AI, IQ, and EQ
“It it not the most intellectual of the species that survives; it is not the strongest that survives; but the species that survives is the one that is able best to adapt and adjust to the changing environment in which it finds itself” — Charles Darwin
The fear-of-missing-out characteristic is as old as humanity itself; what is changing daily is the scale at which data is generated, distributed, and requires analysis, and the necessity for humans to adapt in real time. The abilities and application of machine learning in the world of fintech have exploded in recent years, and that exponential integration will continue to climb toward ubiquity. The advantage shifts to those humans with the highest degree of EQ, as the challenge is continued adaptation toward emotional intelligence in our decision making. Artificial neural networks can do the work of innumerable humans, and all without sleep, or coffee, or displaying sentimental biases. In short, AI exhibits zero FOMO, but does require direction.

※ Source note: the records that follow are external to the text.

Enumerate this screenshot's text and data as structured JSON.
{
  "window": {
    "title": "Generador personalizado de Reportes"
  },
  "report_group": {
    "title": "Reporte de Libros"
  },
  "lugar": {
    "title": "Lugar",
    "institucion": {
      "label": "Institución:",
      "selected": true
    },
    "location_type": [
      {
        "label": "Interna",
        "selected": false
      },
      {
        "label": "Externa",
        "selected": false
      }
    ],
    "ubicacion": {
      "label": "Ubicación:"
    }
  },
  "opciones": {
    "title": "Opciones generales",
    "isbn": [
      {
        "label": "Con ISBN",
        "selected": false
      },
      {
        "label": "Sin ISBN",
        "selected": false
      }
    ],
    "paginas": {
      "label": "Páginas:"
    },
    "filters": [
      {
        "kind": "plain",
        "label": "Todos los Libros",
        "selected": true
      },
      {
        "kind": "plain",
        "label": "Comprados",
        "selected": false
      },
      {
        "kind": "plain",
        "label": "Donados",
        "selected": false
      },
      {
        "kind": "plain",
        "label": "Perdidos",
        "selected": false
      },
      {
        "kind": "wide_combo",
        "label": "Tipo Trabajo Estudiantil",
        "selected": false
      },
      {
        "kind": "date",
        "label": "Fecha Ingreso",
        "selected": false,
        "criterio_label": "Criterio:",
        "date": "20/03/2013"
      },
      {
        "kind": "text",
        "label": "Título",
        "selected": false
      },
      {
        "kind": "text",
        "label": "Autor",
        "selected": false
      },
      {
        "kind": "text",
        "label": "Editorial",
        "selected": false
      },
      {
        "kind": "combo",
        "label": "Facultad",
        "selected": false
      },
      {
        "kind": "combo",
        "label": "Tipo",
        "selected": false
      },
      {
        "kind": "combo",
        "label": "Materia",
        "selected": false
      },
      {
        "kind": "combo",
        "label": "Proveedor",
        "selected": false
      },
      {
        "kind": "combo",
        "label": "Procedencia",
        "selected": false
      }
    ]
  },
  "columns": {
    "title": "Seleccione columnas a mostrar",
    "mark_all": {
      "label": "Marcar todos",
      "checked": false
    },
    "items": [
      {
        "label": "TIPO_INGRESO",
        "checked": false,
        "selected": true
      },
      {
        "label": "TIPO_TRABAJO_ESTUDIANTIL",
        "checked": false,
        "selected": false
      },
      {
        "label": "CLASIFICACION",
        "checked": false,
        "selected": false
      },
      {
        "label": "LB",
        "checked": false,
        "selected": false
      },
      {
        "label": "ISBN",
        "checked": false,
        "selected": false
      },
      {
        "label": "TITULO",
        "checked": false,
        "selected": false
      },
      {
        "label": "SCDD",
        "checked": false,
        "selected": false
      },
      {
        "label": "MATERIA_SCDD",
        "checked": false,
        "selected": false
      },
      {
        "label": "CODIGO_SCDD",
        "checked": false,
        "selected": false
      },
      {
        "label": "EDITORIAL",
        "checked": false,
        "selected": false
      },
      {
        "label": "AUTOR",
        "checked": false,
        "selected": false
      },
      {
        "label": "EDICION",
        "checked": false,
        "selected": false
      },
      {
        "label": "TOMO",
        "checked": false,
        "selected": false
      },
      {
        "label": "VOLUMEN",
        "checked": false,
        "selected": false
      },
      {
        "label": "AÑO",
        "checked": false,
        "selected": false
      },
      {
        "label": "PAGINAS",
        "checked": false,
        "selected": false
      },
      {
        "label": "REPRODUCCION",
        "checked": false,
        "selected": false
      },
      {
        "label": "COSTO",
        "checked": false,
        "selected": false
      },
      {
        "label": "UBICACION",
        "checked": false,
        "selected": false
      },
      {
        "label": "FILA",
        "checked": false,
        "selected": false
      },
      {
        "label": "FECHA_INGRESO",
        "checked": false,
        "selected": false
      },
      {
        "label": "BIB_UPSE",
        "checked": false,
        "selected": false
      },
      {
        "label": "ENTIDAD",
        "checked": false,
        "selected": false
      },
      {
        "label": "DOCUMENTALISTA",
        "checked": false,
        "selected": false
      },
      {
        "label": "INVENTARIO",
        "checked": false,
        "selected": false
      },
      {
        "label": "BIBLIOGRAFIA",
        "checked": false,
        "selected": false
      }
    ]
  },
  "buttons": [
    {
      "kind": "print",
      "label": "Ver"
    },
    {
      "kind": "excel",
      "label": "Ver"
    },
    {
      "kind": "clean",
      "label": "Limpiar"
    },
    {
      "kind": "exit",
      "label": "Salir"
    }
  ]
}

Emotionally intelligent people will be there to take the helm.
TrueRisk Labs builds AI. Our machine learning platforms are constructed specifically for applications across the financial services industry, allowing both investors and fintech professionals access to the power of a true, native artificial intelligence.